Understanding the interconnectedness of the United States and Asia is more important than ever now that President Trump has begun to carve out his policy priorities for the region. In a recent piece for NPR entitled Trump In Asia: A 'Rebalance' Toward Trade, East-West Center in Washington Director Satu P. Limaye pointed out that while many messages came from Trump's trip to Asia, one theme remained constant: that trade, investment, and commercial relations are a core emphasis in the US rebalance towards Asia. The President's trip - the most expansive of any sitting US president in the last 25 years - included a speech at the APEC summit in Danang which devoted more than a third of its words to US-Asia economic relations. There was also some language cautiously confronting what are seen as unfair economic practices within China's Belt and Road Initiative.
Dr. Limaye's article also points out that conspicuously absent from Trump's language during the trip was the phrase "American leadership." This and any focus on America's alliances in the region were largely replaced by language on fairness and economic opening of the region. While the President did work to reafirm traditional US security alliances in bilateral meetings, he remained quieter on the issues of the South China Sea and human rights.

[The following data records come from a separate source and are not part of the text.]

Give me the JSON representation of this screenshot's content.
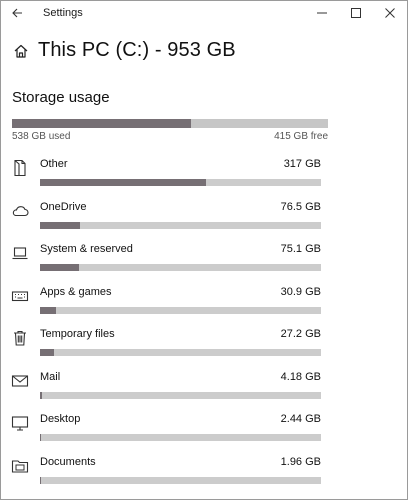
{
  "window": {
    "title": "Settings"
  },
  "header": {
    "title": "This PC (C:) - 953 GB"
  },
  "storage": {
    "section_title": "Storage usage",
    "used_label": "538 GB used",
    "free_label": "415 GB free",
    "used_fraction": 0.565
  },
  "items": [
    {
      "label": "Other",
      "size": "317 GB",
      "fraction": 0.59,
      "icon": "document-icon"
    },
    {
      "label": "OneDrive",
      "size": "76.5 GB",
      "fraction": 0.143,
      "icon": "cloud-icon"
    },
    {
      "label": "System & reserved",
      "size": "75.1 GB",
      "fraction": 0.14,
      "icon": "laptop-icon"
    },
    {
      "label": "Apps & games",
      "size": "30.9 GB",
      "fraction": 0.058,
      "icon": "keyboard-icon"
    },
    {
      "label": "Temporary files",
      "size": "27.2 GB",
      "fraction": 0.051,
      "icon": "trash-icon"
    },
    {
      "label": "Mail",
      "size": "4.18 GB",
      "fraction": 0.008,
      "icon": "mail-icon"
    },
    {
      "label": "Desktop",
      "size": "2.44 GB",
      "fraction": 0.005,
      "icon": "monitor-icon"
    },
    {
      "label": "Documents",
      "size": "1.96 GB",
      "fraction": 0.004,
      "icon": "folder-icon"
    }
  ],
  "colors": {
    "bar_fill": "#766f74",
    "bar_track": "#cccccc"
  }
}
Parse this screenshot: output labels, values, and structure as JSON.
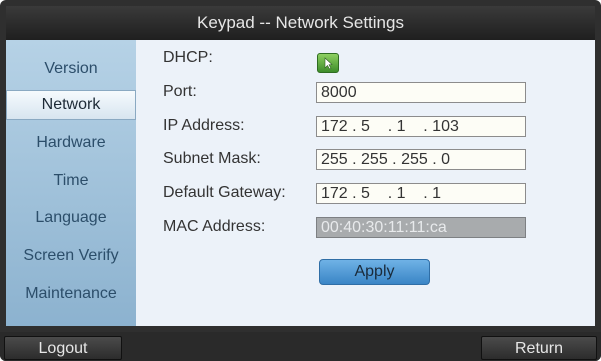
{
  "window": {
    "title": "Keypad -- Network Settings"
  },
  "sidebar": {
    "items": [
      {
        "label": "Version"
      },
      {
        "label": "Network",
        "active": true
      },
      {
        "label": "Hardware"
      },
      {
        "label": "Time"
      },
      {
        "label": "Language"
      },
      {
        "label": "Screen Verify"
      },
      {
        "label": "Maintenance"
      }
    ]
  },
  "form": {
    "dhcp_label": "DHCP:",
    "dhcp_checked": true,
    "port_label": "Port:",
    "port_value": "8000",
    "ip_label": "IP Address:",
    "ip_value": "172 . 5    . 1    . 103",
    "subnet_label": "Subnet Mask:",
    "subnet_value": "255 . 255 . 255 . 0",
    "gateway_label": "Default Gateway:",
    "gateway_value": "172 . 5    . 1    . 1",
    "mac_label": "MAC Address:",
    "mac_value": "00:40:30:11:11:ca",
    "apply_label": "Apply"
  },
  "footer": {
    "logout_label": "Logout",
    "return_label": "Return"
  },
  "colors": {
    "accent": "#4a92d0",
    "sidebar_bg": "#9fc1db",
    "checkbox_green": "#5aa83a"
  }
}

As it is the market for more than a third of all US exports, and economic ties are rapidly expanding, now is an important time to become acquainted with the ways in which Asia impacts the everyday lives of Americans.
The full piece by Dr. Limaye includes further analysis on what the trip means for US involvement in the region, and what to look for moving forward. It can be found here.